In 1999, another son, Young Jin Moon, fell from the 17th floor of a Reno, Nev., hotel. His death was ruled a suicide by the local coroner. A third son, Heung Jin Moon, was killed in a 1984 car crash; four years later, Mr. Moon announced that Heung Jin had been reincarnated in the body of a Zimbabwean church member.
Survivors include his wife; one child from his first marriage; and 10 children from his second marriage, including daughter In Jin Moon, who is trying to reinvigorate the American branch of the Unification movement, and three U.S.-educated sons who have led the Moon organization’s day-to-day operations since late 2009: Kook Jin “Justin” Moon, who founded a gun-manufacturing business in New York and now is chairman of Tong-il, the Moon family’s Korean business conglomerate; Hyung Jin “Sean” Moon, who once honored his parents with 21,000 bows and now leads the church’s international ministry; and Hyun Jin “Preston” Moon, whose estrangement from his family has contributed to upheaval and near-insolvency at the Washington Times.
Preston Moon took over the newspaper around 2006. But he feuded with his brothers and drew criticism from church insiders for his perceived lack of commitment to the Times’ conservative bent. The Moon family cut off the Times’ $35 million subsidy, sending the newspaper into a tailspin.
Its circulation dwindled and more than half its newsroom was laid off. The metro and sports sections were discontinued and top executives were fired, sparking questions about whether the paper would survive.
Mr. Moon and a team of former Times executives paid $1 to buy the paper back in November 2010, assuming its millions of dollars in debt.
Other parts of the Moon empire, always shrouded in secrecy, also seemed to teeter as Mr. Moon aged. In the 1980s, the church settled hundreds of lawsuits in Japan alleging that Unificationists persuaded people to buy religious icons by promising them spiritual powers; the lawsuits gutted what many believed to be the revenue engine of the global Moon network, which had brought in more than $400 million a year.

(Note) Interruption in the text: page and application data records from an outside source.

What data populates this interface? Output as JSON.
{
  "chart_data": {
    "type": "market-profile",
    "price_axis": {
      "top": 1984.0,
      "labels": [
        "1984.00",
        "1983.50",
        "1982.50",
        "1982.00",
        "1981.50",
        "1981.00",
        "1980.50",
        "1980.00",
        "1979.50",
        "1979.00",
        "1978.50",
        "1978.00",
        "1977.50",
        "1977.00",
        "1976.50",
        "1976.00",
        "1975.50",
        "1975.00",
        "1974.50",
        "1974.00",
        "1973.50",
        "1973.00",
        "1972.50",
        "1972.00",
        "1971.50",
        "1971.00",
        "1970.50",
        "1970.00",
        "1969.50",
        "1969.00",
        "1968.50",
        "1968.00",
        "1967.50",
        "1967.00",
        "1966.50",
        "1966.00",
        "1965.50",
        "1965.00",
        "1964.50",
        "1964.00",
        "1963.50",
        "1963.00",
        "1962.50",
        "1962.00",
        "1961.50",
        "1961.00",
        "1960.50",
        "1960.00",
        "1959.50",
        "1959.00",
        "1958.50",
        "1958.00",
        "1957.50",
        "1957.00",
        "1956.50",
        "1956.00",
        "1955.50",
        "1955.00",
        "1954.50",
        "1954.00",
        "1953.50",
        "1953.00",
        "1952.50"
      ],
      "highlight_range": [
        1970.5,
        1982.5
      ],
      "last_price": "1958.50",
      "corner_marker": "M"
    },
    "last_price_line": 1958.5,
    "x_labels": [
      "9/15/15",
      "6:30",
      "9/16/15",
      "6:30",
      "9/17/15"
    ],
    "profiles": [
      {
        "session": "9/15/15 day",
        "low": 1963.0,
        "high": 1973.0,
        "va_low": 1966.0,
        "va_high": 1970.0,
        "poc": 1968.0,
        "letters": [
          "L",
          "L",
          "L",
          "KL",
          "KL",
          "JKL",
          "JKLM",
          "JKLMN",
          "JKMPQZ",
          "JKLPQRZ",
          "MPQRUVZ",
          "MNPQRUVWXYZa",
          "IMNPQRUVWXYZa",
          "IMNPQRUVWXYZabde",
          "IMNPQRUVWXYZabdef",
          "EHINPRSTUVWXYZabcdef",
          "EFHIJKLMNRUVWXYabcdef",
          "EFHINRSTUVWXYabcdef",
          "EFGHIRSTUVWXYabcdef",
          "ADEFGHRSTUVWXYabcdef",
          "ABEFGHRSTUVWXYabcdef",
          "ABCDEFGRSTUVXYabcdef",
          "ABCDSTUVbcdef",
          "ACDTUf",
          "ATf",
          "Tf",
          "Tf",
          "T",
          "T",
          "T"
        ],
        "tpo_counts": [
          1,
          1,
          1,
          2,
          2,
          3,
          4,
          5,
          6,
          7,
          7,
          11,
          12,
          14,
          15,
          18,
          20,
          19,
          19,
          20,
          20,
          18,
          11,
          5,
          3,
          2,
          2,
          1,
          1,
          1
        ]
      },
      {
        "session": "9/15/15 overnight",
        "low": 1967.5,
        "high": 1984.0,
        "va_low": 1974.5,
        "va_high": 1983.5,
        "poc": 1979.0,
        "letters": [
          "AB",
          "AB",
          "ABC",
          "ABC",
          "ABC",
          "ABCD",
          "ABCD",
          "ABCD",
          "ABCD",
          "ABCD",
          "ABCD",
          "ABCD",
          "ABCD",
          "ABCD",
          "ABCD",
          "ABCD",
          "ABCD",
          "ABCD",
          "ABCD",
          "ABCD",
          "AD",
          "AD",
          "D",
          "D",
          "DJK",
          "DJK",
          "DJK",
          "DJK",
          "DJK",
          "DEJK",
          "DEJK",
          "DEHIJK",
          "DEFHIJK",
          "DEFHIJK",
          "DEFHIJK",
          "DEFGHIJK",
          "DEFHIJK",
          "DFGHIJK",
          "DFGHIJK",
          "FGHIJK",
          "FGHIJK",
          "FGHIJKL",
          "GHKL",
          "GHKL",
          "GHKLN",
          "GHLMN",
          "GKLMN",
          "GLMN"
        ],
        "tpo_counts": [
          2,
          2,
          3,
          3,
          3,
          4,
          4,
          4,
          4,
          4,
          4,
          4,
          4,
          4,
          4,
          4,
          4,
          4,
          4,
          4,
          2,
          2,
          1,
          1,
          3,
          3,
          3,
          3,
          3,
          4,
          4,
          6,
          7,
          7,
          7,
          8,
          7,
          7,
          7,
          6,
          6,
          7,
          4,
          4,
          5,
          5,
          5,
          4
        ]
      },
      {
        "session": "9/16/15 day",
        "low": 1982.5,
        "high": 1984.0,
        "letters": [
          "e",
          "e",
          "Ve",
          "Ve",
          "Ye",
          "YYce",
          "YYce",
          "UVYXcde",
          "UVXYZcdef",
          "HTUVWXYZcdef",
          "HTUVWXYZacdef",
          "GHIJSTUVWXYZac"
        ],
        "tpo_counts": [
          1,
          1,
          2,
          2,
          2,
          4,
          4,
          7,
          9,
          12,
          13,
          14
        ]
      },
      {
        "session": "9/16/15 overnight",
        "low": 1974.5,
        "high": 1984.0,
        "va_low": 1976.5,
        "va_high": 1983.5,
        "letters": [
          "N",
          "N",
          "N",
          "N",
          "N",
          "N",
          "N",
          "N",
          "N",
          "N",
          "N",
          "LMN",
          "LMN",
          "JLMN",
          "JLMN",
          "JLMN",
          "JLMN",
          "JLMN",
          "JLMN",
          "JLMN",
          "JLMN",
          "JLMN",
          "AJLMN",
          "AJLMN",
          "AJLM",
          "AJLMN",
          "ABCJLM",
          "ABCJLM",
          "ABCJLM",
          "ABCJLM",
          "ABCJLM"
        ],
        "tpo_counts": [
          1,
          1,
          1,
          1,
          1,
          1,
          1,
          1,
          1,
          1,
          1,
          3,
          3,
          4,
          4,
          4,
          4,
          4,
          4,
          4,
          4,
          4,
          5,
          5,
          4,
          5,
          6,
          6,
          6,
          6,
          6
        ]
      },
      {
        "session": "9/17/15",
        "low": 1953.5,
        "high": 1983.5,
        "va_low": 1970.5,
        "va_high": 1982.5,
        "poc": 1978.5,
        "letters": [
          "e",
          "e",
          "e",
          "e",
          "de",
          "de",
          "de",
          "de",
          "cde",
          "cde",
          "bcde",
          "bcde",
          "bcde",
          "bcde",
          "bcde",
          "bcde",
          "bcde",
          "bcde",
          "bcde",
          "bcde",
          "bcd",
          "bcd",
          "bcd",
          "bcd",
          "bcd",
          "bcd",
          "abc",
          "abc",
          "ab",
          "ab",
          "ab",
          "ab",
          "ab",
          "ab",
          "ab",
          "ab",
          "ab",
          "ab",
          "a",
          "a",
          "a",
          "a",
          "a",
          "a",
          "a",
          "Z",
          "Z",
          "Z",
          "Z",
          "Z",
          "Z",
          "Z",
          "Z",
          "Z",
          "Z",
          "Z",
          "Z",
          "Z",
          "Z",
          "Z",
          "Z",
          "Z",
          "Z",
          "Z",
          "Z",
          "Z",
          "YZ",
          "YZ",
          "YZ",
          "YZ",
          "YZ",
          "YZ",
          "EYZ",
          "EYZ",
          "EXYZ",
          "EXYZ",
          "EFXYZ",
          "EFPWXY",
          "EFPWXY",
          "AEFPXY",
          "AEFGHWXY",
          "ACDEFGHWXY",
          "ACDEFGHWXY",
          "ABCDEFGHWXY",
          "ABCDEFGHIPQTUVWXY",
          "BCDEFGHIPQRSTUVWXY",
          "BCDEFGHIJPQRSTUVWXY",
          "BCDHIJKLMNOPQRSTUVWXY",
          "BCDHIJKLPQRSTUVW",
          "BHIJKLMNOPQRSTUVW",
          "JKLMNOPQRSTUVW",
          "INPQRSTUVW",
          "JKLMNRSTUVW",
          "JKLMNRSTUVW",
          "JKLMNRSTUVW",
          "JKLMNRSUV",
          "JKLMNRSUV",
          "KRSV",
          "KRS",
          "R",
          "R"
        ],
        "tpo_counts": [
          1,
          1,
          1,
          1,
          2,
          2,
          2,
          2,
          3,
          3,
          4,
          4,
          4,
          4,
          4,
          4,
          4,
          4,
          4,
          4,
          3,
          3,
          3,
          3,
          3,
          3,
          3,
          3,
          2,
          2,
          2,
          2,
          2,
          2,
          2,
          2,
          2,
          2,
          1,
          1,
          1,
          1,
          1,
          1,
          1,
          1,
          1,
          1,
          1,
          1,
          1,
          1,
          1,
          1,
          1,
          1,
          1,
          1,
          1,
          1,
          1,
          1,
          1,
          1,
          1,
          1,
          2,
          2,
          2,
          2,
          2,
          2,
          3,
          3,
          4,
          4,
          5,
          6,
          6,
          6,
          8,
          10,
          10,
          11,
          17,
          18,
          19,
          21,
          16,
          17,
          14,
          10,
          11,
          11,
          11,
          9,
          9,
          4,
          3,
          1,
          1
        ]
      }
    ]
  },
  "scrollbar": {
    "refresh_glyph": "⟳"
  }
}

A church-related automobile manufacturing enterprise in China failed in the 1990s, and the Asian financial crisis of the late 1990s ravaged Mr. Moon’s South Korean businesses, forcing five of 17 into receivership.
Some Moon-related businesses, such as True World Foods, have remained profitable, according to news reports. But the organization’s financial troubles have rippled into the Washington area, where the Christian Bernard jewelry chain filed for bankruptcy in 2008. Church subsidies for the District’s Kirov ballet academy dropped by half in 2009.
The Unification Church itself has reportedly struggled as well. In an effort to boost membership, it loosened stringent rules about marriage, allowing biological parents to choose their children’s spouses and inviting nonbelievers to participate in mass weddings.
Church leaders claim millions of followers worldwide, but a 2009 Washington Times article reported that the church had 110,000 “adherents” worldwide. Scholars’ estimates of U.S. church membership range from fewer than 6,000 people to as many as 50,000, according to the 2009 edition of the Encyclopedia of American Religious History.
Frederick Sontag, a professor of religion who studied Unificationism for decades, once asked Mr. Moon whether his kingdom — so dependent on his own vision and force of personality — would crumble after his death.
“I will continue to lead the church,” Mr. Moon answered, “from the spirit world.”